Is there anything we can do about this? I’m hopeful that as innovative scientists reveal new facets of the private lives of fishes, we will show them more mercy. The simplest way to help fishes is to replace our consumption of them. In the words of TED prize-winning oceanographer Sylvia Earle, who like me no longer eats fish: “The ocean has given us so much for so long; it’s time for us to return the favor.”
Jonathan Balcombe is the author of What a Fish Knows (Scientific American/Farrar, Straus and Giroux, June 2016), and Director of Animal Sentience with the Humane Society Institute for Science and Policy.
 Csilla Ari, Dominic P D’Agostino. 2016. Contingency checking and self-directed behaviors in giant manta rays: Do elasmobranchs have self-awareness? Journal of Ethology, 11 March.
 Prior, H., Schwarz, A., & Güntürkün, O. 2008. Mirror-Induced Behavior in the Magpie (Pica pica): Evidence of Self-Recognition . PLoS Biology, 6(8), e202. http://doi.org/10.1371/journal.pbio.0060202
 Ari & D’Agostino. 2016.

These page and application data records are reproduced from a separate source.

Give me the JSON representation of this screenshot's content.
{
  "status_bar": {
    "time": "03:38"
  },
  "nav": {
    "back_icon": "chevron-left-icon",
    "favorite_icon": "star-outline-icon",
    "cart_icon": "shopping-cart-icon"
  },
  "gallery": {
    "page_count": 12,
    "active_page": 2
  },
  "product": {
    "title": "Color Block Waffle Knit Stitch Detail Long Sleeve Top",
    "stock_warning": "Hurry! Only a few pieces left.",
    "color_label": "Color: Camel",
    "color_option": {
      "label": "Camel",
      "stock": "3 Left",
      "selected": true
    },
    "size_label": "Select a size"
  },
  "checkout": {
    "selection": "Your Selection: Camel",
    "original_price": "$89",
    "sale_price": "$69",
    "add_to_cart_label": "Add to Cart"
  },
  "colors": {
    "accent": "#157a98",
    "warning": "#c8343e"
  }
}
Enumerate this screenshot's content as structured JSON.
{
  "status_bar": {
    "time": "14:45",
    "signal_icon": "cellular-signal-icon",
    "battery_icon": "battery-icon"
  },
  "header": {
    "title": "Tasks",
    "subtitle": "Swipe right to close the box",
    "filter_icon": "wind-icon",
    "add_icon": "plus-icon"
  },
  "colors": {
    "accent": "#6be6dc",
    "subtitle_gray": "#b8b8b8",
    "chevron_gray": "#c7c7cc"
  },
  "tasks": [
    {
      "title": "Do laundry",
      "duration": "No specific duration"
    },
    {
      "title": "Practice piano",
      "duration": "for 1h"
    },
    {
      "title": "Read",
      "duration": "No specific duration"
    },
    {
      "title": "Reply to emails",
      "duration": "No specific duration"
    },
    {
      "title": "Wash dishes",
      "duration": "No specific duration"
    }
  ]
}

 Csilla Ari. 2011. Encephalization and Brain Organization of Mobulid Rays (Myliobatiformes, Elasmobranchii) with Ecological Perspectives. The Open Anatomy Journal 3:1-13. DOI 10.2174/1877609401103010001
 Lester R. Aronson, 1971. Further Studies on Orientation and Jumping Behavior in the Gobiid Fish, Bathygobius soporator. Annals of the New York Academy of Sciences 18: 378–92.
 Giacomo Bernardi, 2012. The Use of Tools by Wrasses (Labridae). Coral Reefs 31(1): 39.
 R. Bshary et al. 2006. Interspecific Communicative and Coordinated Hunting Between Groupers and Giant Moray Eels in the Red Sea. PLoS Biology 4: e431.
 Alexander L. Vail, Andrea Manica, and R. Bshary. 2013. Referential Gestures in Fish Collaborative Hunting. Nature Communications 4: 1765, doi:10.1038/ncomms2781
 Redouan Bshary. 2006. Machiavellian Intelligence in Fishes, in Fish Cognition and Behaviour, C. Brown, K. Laland, and J. Krause, eds. Oxford: Wiley-Blackwell.
 Redouan Bshary, Alexandra S. Grutter. 2006. Image scoring and cooperation in a cleaner fish mutualism. Nature 441: 975-978. doi:10.1038/nature04755
 Bshary R, Würth M. 2001. Cleaner fish Labroides dimidiatus manipulate client reef fish by providing tactile stimulation. Proc Biol Sci. 268: 1495–1501.
 Marta C. Soares et al. 2011. Tactile Stimulation Lowers Stress in Fish. Nature Communications 2: 534.
 R. W. D. Davies et al., “Defining and Estimating Global Marine Fisheries Bycatch,” Marine Policy 33, no. 4 (2009): 661–72.
 Anon. 2014. Sylvia Earle on eating fish: ‘Think of them as wildlife, first and foremost.’ The Guardian. http://www.theguardian.com/environment/world-on-a-plate/2014/sep/18/sylvia-earle-overfishing-seafood-ocean-hope-spots
 Ira Seligman and Alex Paulenoff. 2014. Saving the Bluefin Tuna. https://prezi.com/lhvzz56yni7_/saving-the-bluefin-tuna
 Anon. 2014.
An opinion editorial originally published in the New York Times, 14 May 2016.
Jonathan Balcombe was born in England, raised in New Zealand and Canada, and has lived in the United States since 1987.
He has three biology degrees, including a PhD in ethology (the study of animal behavior) from the University of Tennessee, where he studied communication in bats. He has published over 50 scientific papers on animal behavior and animal protection.
Formerly Department Chair for Animal Studies with the Humane Society University, and Senior Research Scientist with the Physicians Committee for Responsible Medicine, Jonathan is currently Director of Animal Sentience with the Humane Society Institute for Science and Policy, in Washington, DC.
In his spare time Jonathan enjoys biking, baking, birdwatching, piano, painting, and trying to understand the squirrels on his deck.by